With a huge population explosion and migrations, high contribution to the state's income and rapid civic development, this group sees the need for greater involvement in the socio-political process in the city.

It says its first focus is to make Bangaloreans get their names on the voter's list, and go out on polling day and vote.

Less than 50% of the city's voters cast their ballot in the last poll.

But the bigger problem is the mess that the voters lists are in. Thousands of names have been added, removed and struck off, so even the enterprising young voter ends up frustrated.

These pose bigger headaches to young people who have thrown their hats in the ring like Ashwin Mahesh, who holds a doctorate in geophysics and who is contesting on a Lok Satta party ticket and is the party's state head.

Ash has been deeply involved in working with the police/transport departments and contributing to major policy and civic projects of the city. And he wants to play a bigger role. This will be his second electoral foray and in the Bommanahalli constituency where is a candidate now, a mix of the rich and the migrant communities he says he has a good chance of getting elected.

The campaign has been local, focussed and enthusiastic but will the educated go out and vote for him and migrant trust his voice?

If there is one issue that can go against Ash it will be the messy voters' list. But I would like to see if his team's focused visits to over 10,000 homes worked.

B. PAC also 'endorsed' what it said were good candidates and offered funding.
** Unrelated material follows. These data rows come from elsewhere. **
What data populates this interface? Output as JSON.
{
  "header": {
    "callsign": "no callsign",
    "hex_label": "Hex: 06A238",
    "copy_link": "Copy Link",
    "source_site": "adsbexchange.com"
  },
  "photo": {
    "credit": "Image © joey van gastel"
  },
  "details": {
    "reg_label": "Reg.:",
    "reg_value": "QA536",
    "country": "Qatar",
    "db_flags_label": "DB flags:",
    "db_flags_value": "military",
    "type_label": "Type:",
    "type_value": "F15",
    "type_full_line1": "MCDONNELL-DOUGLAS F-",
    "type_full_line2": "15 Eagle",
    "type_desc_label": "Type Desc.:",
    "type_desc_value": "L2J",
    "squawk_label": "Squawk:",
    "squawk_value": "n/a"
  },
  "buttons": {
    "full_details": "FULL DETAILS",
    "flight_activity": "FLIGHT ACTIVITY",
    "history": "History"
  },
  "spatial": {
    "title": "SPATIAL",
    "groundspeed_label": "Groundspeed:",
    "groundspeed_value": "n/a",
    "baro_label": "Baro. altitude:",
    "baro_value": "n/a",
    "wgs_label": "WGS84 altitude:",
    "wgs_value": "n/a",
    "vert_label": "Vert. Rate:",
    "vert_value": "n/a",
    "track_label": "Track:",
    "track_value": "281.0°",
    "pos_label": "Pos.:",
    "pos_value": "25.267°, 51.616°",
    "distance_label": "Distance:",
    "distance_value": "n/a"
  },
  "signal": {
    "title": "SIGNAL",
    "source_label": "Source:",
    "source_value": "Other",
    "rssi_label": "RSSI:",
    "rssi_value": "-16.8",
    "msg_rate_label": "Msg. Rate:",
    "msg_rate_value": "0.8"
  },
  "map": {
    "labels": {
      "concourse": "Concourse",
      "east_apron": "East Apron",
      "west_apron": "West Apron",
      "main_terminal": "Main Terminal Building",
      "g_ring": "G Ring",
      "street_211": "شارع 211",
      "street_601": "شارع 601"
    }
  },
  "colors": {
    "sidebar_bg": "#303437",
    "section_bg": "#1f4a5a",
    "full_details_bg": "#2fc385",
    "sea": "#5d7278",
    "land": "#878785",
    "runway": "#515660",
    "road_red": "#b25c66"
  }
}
This drew a strong rip from a Left party. Others see the whole movement as elitist.

More key is this tendency, be it Bangalore or Chennai for small groups to get socially hyperactive only at crisis time or at election time.

Being political means that we be involved all the time.

But 'Vote Maadi' is still a good step forward.